In the previous article, we have installed Password Export Server Service (PES) v3.1 on source domain and establish trust between two forests. We will move ahead and delegate permissions to user account from source domain in the target domain, configure source and target domains for SID history migration. We will also see the difference in behavior of AD objects in both intraforest and interforest migration and how to create an include file when migration large number of objects.
Interforest migration involves relocating Active Directory (AD) objects between forests.You may have to migrate AD objects between forests at the time of moving test domain into your production environment or because of companies merger and the need to consolidate two (information technology) IT infrastructures.
Most of the companies have to install guide to deploy servers with manual or automatic steps. These guides exist to get a consistent server installation across the organization. Thanks to a consistent environment, the management of the infrastructure is easier and the outages are less common.

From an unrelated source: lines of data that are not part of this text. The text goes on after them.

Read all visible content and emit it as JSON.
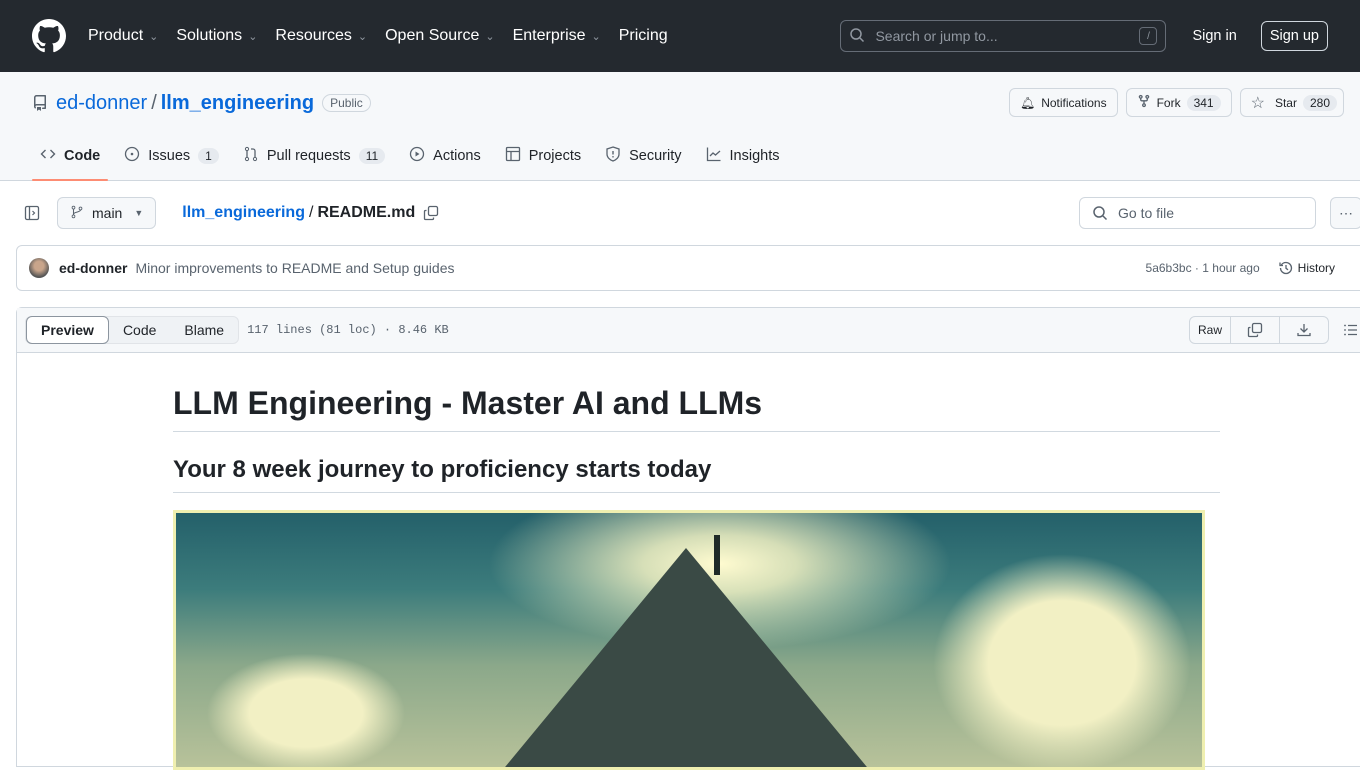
{
  "header": {
    "nav": [
      {
        "label": "Product",
        "dropdown": true
      },
      {
        "label": "Solutions",
        "dropdown": true
      },
      {
        "label": "Resources",
        "dropdown": true
      },
      {
        "label": "Open Source",
        "dropdown": true
      },
      {
        "label": "Enterprise",
        "dropdown": true
      },
      {
        "label": "Pricing",
        "dropdown": false
      }
    ],
    "search_placeholder": "Search or jump to...",
    "search_shortcut": "/",
    "sign_in": "Sign in",
    "sign_up": "Sign up"
  },
  "repo": {
    "owner": "ed-donner",
    "name": "llm_engineering",
    "visibility": "Public",
    "actions": {
      "notifications": "Notifications",
      "fork": "Fork",
      "fork_count": "341",
      "star": "Star",
      "star_count": "280"
    },
    "tabs": [
      {
        "label": "Code",
        "icon": "code-icon",
        "active": true
      },
      {
        "label": "Issues",
        "icon": "issue-icon",
        "count": "1"
      },
      {
        "label": "Pull requests",
        "icon": "pull-request-icon",
        "count": "11"
      },
      {
        "label": "Actions",
        "icon": "play-icon"
      },
      {
        "label": "Projects",
        "icon": "table-icon"
      },
      {
        "label": "Security",
        "icon": "shield-icon"
      },
      {
        "label": "Insights",
        "icon": "graph-icon"
      }
    ]
  },
  "file": {
    "branch": "main",
    "crumb_repo": "llm_engineering",
    "crumb_sep": "/",
    "filename": "README.md",
    "go_to_file": "Go to file",
    "commit": {
      "author": "ed-donner",
      "message": "Minor improvements to README and Setup guides",
      "sha": "5a6b3bc",
      "time": "1 hour ago",
      "sep": "·",
      "history": "History"
    },
    "view_tabs": [
      "Preview",
      "Code",
      "Blame"
    ],
    "info": "117 lines (81 loc) · 8.46 KB",
    "raw": "Raw"
  },
  "readme": {
    "h1": "LLM Engineering - Master AI and LLMs",
    "h2": "Your 8 week journey to proficiency starts today",
    "hero_alt": "Illustration of a mountain peak with radiant light"
  }
}
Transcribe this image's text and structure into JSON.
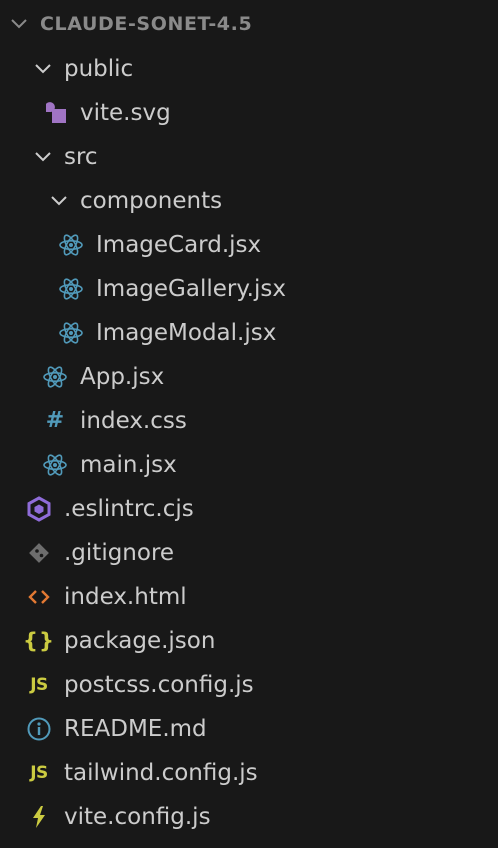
{
  "explorer": {
    "project_name": "CLAUDE-SONET-4.5",
    "items": [
      {
        "name": "public",
        "type": "folder",
        "expanded": true,
        "icon": "chevron-down-icon"
      },
      {
        "name": "vite.svg",
        "type": "file",
        "icon": "svg-file-icon"
      },
      {
        "name": "src",
        "type": "folder",
        "expanded": true,
        "icon": "chevron-down-icon"
      },
      {
        "name": "components",
        "type": "folder",
        "expanded": true,
        "icon": "chevron-down-icon"
      },
      {
        "name": "ImageCard.jsx",
        "type": "file",
        "icon": "react-icon"
      },
      {
        "name": "ImageGallery.jsx",
        "type": "file",
        "icon": "react-icon"
      },
      {
        "name": "ImageModal.jsx",
        "type": "file",
        "icon": "react-icon"
      },
      {
        "name": "App.jsx",
        "type": "file",
        "icon": "react-icon"
      },
      {
        "name": "index.css",
        "type": "file",
        "icon": "css-hash-icon"
      },
      {
        "name": "main.jsx",
        "type": "file",
        "icon": "react-icon"
      },
      {
        "name": ".eslintrc.cjs",
        "type": "file",
        "icon": "eslint-icon"
      },
      {
        "name": ".gitignore",
        "type": "file",
        "icon": "git-icon"
      },
      {
        "name": "index.html",
        "type": "file",
        "icon": "html-icon"
      },
      {
        "name": "package.json",
        "type": "file",
        "icon": "json-braces-icon"
      },
      {
        "name": "postcss.config.js",
        "type": "file",
        "icon": "js-icon"
      },
      {
        "name": "README.md",
        "type": "file",
        "icon": "info-icon"
      },
      {
        "name": "tailwind.config.js",
        "type": "file",
        "icon": "js-icon"
      },
      {
        "name": "vite.config.js",
        "type": "file",
        "icon": "lightning-icon"
      }
    ]
  },
  "glyphs": {
    "js": "JS",
    "hash": "#",
    "braces": "{}"
  },
  "colors": {
    "background": "#181818",
    "text": "#cccccc",
    "header_text": "#8a8a8a",
    "react_blue": "#519aba",
    "js_yellow": "#cbcb41",
    "eslint_purple": "#8f6cd9",
    "svg_purple": "#a074c4",
    "git_gray": "#8a8a8a",
    "html_orange": "#e37933",
    "info_blue": "#519aba"
  }
}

Because a virtual machine is basically software, it’s easy to clone and redeploy. We can also create a template from a virtual machine and create new VMs from this template. In this way, we can customize the “initial VM” such as update the OS, copy scripts or set the system, make a template and deploy new VMs from this template. All new VMs will get the OS customization. All that remains to be done is to set the specific parameters of the OS such as IP address, computer name or specific scripts to run. So you can automate the VM deployment regarding your server specifications.